What is it that has big companies running so scared that they bin their existing technologies, rip up the foundations they have built empires upon, and start again from scratch?
As always, it's another one of those false marketing ideas with very little substance.
But it doesn't matter that there is little substance to it all - HTML5 has taken over the key to the kingdom like a viral kitten video.
What is this meme, this viral marketing spark?
HTML5 grew out of the train wreck that was XHTML and the inability to move HTML on by a committee of industry leaders who wanted stagnation as a way of protecting their assets. Eventually the log jam was freed by the WHATWG back in 2004. It took until 2010 to gain media attention, but by 2011 it had all but taken over the programming world.
At the very start of 2011 W3C announced a logo for HTML5:
It stands strong and true, resilient and universal as the markup you write. It shines as bright and as bold as the forward-thinking, dedicated web developers you are. It's the standard's standard, a pennant for progress. And it certainly doesn't use tables for layout.
We present an HTML5 logo.
The logo probably didn't help HTML5 into its position of power as the browser makers were already arguing who had done a better job of implementing the standard. Of course, it all depends what you mean by "the standard".
As the year moved on, it became apparent that "great things were afoot". Apple had already banned Flash from its kingdom and generally browser addins, Flash in particular, were acquiring the reputation of something evil.
This is perhaps the most reckless abandonment of a technology in the history of technology. Silverlight is arguably the best thing Microsoft ever created for web and desktop programming and it's still at the heart of Windows Phone 7 - although this cannot continue for much longer. To throw so much away on a completely unproven and obviously inferior programming environment is crazy, but it represents Microsoft's last chance to get on the mobile/tablet bandwagon. This is a part of the story that will be written in the coming year starting with the release of Windows 8 beta in late February.
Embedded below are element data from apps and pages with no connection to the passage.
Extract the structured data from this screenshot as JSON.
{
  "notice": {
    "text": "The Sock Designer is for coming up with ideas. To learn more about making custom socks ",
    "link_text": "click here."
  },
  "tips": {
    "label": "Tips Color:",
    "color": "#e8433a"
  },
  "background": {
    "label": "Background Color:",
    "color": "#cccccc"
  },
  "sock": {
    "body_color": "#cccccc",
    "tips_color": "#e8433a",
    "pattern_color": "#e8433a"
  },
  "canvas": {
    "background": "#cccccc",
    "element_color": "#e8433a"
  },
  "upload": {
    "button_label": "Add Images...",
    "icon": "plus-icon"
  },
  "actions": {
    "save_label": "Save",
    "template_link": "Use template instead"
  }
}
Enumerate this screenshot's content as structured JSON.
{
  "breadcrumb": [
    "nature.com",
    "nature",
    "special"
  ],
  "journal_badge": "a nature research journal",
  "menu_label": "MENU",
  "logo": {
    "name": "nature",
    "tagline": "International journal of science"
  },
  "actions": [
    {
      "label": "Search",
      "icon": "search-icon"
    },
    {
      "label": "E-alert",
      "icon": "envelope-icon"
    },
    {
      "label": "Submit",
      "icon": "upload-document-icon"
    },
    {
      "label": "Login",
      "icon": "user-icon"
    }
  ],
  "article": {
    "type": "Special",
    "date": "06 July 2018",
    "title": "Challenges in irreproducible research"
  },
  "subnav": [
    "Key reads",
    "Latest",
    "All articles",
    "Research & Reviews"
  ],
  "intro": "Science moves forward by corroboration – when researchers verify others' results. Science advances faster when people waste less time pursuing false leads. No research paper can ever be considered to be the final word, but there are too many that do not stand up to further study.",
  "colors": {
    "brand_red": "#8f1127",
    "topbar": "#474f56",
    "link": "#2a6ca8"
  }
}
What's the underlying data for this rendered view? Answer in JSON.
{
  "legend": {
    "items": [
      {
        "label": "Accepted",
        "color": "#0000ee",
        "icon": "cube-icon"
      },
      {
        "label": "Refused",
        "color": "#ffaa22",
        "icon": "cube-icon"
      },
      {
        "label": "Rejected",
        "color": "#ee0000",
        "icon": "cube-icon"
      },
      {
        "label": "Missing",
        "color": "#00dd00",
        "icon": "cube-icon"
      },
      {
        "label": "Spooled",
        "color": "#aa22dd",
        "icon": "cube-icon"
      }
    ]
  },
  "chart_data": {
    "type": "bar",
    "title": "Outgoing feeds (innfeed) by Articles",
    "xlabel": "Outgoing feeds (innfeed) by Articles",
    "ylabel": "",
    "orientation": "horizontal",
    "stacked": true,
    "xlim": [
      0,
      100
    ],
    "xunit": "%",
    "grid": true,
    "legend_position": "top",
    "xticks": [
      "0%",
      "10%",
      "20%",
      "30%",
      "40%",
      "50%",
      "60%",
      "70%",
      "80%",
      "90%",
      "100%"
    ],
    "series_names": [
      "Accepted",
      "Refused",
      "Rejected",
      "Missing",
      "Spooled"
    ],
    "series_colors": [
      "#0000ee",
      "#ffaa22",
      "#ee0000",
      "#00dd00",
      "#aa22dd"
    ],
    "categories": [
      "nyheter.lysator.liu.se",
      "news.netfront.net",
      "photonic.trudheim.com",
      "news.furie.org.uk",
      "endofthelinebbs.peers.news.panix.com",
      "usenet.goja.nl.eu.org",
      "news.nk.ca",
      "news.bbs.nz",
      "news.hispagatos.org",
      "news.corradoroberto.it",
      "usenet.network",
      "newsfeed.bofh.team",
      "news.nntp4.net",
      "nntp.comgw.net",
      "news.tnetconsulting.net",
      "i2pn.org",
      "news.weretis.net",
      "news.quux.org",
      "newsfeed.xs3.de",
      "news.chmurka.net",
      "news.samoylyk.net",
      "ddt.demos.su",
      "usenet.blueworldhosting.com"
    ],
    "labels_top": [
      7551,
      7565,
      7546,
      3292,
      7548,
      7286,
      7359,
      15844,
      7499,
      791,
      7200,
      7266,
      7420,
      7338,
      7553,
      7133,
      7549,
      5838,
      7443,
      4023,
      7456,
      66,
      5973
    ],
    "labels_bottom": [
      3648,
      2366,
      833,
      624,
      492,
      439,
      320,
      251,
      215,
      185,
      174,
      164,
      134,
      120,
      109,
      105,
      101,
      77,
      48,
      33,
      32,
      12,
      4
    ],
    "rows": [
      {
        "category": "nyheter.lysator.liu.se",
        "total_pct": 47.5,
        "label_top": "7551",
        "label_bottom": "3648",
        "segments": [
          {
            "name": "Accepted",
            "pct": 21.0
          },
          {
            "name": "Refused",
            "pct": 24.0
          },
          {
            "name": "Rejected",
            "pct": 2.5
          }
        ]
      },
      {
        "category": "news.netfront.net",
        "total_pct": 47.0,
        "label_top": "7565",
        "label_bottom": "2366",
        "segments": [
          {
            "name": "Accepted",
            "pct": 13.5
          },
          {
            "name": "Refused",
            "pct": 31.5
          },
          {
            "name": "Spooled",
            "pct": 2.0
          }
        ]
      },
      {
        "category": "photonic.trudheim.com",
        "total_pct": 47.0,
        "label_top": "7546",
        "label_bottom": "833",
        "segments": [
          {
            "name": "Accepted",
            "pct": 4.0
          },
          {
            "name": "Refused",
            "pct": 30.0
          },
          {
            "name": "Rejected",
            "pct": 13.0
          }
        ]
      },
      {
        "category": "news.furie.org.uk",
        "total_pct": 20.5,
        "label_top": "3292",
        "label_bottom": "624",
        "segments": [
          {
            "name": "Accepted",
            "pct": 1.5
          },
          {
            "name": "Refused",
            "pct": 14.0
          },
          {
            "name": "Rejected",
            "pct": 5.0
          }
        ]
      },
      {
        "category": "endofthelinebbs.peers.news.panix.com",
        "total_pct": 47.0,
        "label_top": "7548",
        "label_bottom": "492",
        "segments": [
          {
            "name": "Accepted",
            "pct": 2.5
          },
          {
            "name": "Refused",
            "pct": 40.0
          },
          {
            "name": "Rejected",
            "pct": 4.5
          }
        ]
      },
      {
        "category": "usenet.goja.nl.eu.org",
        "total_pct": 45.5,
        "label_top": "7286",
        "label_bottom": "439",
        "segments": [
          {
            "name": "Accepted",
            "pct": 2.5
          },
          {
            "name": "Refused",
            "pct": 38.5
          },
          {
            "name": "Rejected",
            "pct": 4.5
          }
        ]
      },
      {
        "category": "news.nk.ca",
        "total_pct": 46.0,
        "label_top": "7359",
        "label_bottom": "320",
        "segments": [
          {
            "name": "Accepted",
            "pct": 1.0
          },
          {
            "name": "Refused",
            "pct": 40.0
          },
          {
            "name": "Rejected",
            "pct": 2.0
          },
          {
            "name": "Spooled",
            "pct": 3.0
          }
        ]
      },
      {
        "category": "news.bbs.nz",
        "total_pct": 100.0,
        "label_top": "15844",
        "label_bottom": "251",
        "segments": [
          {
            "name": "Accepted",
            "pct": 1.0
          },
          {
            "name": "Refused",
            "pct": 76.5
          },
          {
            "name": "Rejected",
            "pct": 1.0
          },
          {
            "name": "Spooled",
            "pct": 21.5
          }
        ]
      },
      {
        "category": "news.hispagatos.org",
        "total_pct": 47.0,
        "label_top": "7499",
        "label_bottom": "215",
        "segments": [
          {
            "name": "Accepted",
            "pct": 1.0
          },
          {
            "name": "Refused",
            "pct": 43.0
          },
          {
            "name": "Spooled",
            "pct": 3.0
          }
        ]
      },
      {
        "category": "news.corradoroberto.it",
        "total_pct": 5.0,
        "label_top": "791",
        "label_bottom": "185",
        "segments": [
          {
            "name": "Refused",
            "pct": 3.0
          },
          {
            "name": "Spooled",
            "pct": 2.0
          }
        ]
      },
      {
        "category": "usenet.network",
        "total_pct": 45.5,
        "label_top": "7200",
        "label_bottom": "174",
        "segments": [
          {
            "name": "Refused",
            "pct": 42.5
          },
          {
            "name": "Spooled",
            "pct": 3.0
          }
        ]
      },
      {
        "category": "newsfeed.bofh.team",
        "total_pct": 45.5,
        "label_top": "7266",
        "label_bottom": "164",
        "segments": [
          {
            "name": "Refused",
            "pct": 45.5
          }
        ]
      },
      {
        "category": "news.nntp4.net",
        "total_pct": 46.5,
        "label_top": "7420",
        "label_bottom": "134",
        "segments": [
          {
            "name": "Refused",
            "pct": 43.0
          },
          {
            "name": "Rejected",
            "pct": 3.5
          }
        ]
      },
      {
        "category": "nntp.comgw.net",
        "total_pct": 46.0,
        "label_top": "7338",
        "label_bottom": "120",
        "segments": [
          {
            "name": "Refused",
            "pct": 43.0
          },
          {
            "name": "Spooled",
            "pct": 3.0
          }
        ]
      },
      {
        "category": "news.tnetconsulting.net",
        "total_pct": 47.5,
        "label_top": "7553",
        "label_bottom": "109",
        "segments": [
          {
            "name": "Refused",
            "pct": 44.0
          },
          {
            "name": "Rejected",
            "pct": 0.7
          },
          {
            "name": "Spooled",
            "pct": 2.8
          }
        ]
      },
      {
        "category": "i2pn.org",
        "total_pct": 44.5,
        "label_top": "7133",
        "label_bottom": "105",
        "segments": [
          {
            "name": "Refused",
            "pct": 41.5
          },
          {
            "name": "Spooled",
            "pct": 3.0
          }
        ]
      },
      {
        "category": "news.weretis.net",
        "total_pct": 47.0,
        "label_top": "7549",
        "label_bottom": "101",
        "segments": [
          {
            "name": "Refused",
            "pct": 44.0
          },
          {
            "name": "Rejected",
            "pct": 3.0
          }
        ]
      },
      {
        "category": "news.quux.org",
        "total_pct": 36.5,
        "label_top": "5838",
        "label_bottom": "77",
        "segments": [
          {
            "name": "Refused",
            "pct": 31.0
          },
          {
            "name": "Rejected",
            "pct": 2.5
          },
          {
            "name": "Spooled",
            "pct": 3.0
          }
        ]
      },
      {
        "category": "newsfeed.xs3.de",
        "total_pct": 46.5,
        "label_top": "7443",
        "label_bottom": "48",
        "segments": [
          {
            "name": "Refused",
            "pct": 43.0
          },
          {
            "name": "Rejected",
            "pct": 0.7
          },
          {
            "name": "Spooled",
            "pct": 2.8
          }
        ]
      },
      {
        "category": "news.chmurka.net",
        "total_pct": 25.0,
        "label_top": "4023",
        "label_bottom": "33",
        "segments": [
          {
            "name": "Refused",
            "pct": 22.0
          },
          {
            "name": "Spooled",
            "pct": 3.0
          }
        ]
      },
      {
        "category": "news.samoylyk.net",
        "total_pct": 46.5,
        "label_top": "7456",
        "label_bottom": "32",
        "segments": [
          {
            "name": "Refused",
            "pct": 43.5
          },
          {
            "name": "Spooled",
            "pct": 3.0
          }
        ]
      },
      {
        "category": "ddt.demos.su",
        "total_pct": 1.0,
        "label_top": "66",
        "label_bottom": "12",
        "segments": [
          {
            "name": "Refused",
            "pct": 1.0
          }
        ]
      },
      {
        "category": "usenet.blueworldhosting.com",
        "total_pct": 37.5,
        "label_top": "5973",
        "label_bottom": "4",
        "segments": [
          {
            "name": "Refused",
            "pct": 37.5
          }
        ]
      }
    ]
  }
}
So by about the middle of the year HTML5 had toppled Microsoft's proprietary technologies and had all but finished off Silverlight. The second big coup for HTML5 started to be visible early in the year for anyone with the hindsight to see it. Adobe rolled out tools to let users work with HTML5 to create animations - this is of course what Flash is good at. Then Google rolled out Swiffy, a tool that converted Flash into HTML5. Then, in October, Adobe acquired Nitobi, the company that created PhoneGap - a way of allowing HTML5 apps to run on an equal footing with mobile native apps on all of the standard platforms. Why would Adobe do this when they already had Flash and Flex to do the same job? In November the reasoning became very clear. Adobe stopped development of mobile Flash and open sourced the Flex framework. Despite Adobe's pledge to support Flash, Flex and all the old technologies, it is clear to any reasonable programmer that the future of just about everything now resided in a single entity - HTML5 and its associated technologies.
You have to pause at this point and ask why?
Why adopt such an underpowered technology and dump all of the, admittedly imperfect, alternatives?
Part of the answer comes from the freedom that adopting a standards-based technology brings. With Apple demanding a cut of everything sold thought native apps, what could be better than to cut the dependence by implementing pure HTML5 apps and pay Apple nothing at all - which is exactly what Amazon did.
With both Google and Mozilla trying to make the browser the operating system, it looks even more obvious that targeting the browser is the right thing to do. After all, there are no big single-interest organizations that can take the HTML5 standard away from you. Compare this with the future facing the .NET programmer or the Flex programmer. There might be a future but it isn't quite as rosy as it was before HTML5 came on the scene.
As the year 2011 comes to an end, we have to admit that we have seen a paradigm shift. It may not be, almost certainly is not, over yet and 2012 will see some significant developments - Windows 8, browser native code support, WebGL becoming essential and more...
Whatever happens in detail, it is obvious that in the coming year we will see HTML5 move from being a marketing term to something we have to work with.
Let us hope that someone thinks to work on the underpinnings that we need to turn it into a usable technology rather than simply inventing more marketing slogans and logos.
The biggest problem the web has is its lack of push. Something new might be published, but you have to remember to navigate back to the page to see what it is - you have to contact the web page. Chrom [ ... ]